This past month has seen the publication of some of the dumber alarmist pieces following in the storied “China is leaving us in the dust!” tradition. Most prominently, British billionaire Michael Moritz relayed his amazing discoveries of the wonders of contemporary China after a mere one-week visit, at one point elevating the omnipresent bike-sharing industry into a model of innovation, ignoring that most of these companies are in the red and the market is saturated. We also had a predictable internet freakout when Beijing announced that it was looking into banning the sale of hydrocarbon-powered vehicles in favor of encouraging electrics. And finally, an American who sent her son to a state-run school in Shanghai waxed poetic about the virtues of an education system that literally forced food into her son’s mouth. Hogwash, almost to a letter. At least we also got a fantastic response from the China Daily Show and the ever-necessary parody account, @relevantorgans and its delicious send-ups of Beijing propaganda.
This kind of unbridled Sinophilia is useless swill. A week or two in Shanghai and Beijing as an introduction to “What’s going on in China” is about as representative as a cocktail party in Mikey Bloomberg’s townhouse is to the consensus in American politics. The point, of course, is that these pieces aren’t really as much about China or Chinese policies as they claim to be; they are about us, and our anxieties about what is happening in our own society, where our rot is, and how we are or are not addressing it.
We in the US have a narrative for ourselves of a malaise, a stagnation, and a loss of purpose. We diagnose cancers of various kinds consuming our vitality, energy, cohesion, shared sense of identity, and failure to articulate a reason for our civilization. Whether or not this narrative has sufficient basis in factual reality, the strength of it persists. Why? Because it feels true.
Against all this, some analysts, writers, and assorted 2nd string discount Davos understudies look at China and see reflected back at them all that appears to be missing in the West right now. For indeed, when you see China either up close for only a week, at a distance from a hedge fund, or cherry picking whichever part of it is sexy at the moment, you can see this if you want to: the energy, the breakneck pace, the scale – my god, always the breathtaking scale of it all. Hugest, biggest, fastest, cheapest. Whatev. I yawn. Call me back when they’ve dealt with their massive debt problem or the party isn’t systematically hacking everyone’s phones through their most popular chat app.
But there is something quite comforting about this rampant Sinophilia. We’ve been doing it for literally centuries. Ever since the West and China began sustained discourse and investigation, we’ve always looked at China and seen reflected back at us questions and answers about ourselves. Jesuit missionaries in the 16th century admired the centralized bureaucracy of the Imperial court, in contrast to the tiny, relatively disorganized principalities of Europe. French Enlightenment thinkers saw a functioning social order without the hypocrisy, corruption, and mythmaking of the Catholic church.
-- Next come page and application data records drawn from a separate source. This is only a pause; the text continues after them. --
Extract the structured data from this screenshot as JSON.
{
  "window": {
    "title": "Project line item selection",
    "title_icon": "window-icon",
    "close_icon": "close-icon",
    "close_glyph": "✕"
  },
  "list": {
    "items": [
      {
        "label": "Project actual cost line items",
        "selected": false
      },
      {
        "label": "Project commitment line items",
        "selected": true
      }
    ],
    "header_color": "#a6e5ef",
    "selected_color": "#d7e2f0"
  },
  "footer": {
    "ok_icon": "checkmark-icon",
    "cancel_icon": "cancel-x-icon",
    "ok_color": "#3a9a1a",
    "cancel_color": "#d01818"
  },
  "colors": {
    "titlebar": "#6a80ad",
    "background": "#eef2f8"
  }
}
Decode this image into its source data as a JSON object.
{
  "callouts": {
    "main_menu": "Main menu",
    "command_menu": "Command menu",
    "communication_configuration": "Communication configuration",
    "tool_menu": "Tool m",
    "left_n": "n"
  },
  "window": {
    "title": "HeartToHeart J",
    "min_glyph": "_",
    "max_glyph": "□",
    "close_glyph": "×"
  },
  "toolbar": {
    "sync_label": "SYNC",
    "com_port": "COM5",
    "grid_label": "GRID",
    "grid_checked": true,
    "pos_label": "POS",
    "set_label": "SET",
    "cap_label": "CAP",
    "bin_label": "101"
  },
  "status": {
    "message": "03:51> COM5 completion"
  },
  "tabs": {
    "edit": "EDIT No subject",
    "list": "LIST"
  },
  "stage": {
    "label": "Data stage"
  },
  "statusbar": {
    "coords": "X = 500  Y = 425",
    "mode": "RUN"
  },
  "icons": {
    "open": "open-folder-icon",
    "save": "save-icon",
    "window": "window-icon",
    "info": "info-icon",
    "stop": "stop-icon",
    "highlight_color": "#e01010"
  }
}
Today, we see a governing order that can build bridges and warships and quantum satellites with the flick of a wrist and command whole cities out of the ground by diktat. Nevermind that many of these interpretations left out far more than they included.
For a long time, we’ve looked to China to give us answers about ourselves, solutions to what we see as our failings, at whatever time, to soothe our own anxieties. And in truth, there was a time when Chinese thinkers did the same of the West, seeking solutions to Chinese problems in the late Qing era through “Mr. Science” and “Mr. Democracy.” But Western society is not going to solve its alleged malaise through a comprehensive program of Sinicization, no matter what drek the likes of Parag Khanna and his ever-so-hip Connectography institute might suggest. To the extent that there is a regular, useful and applicable lesson in the enduring tradition of Sinophile critiques, it is that they are a guide to our own unease and uncertainty. They may not show us any answers, but they do show us ourselves.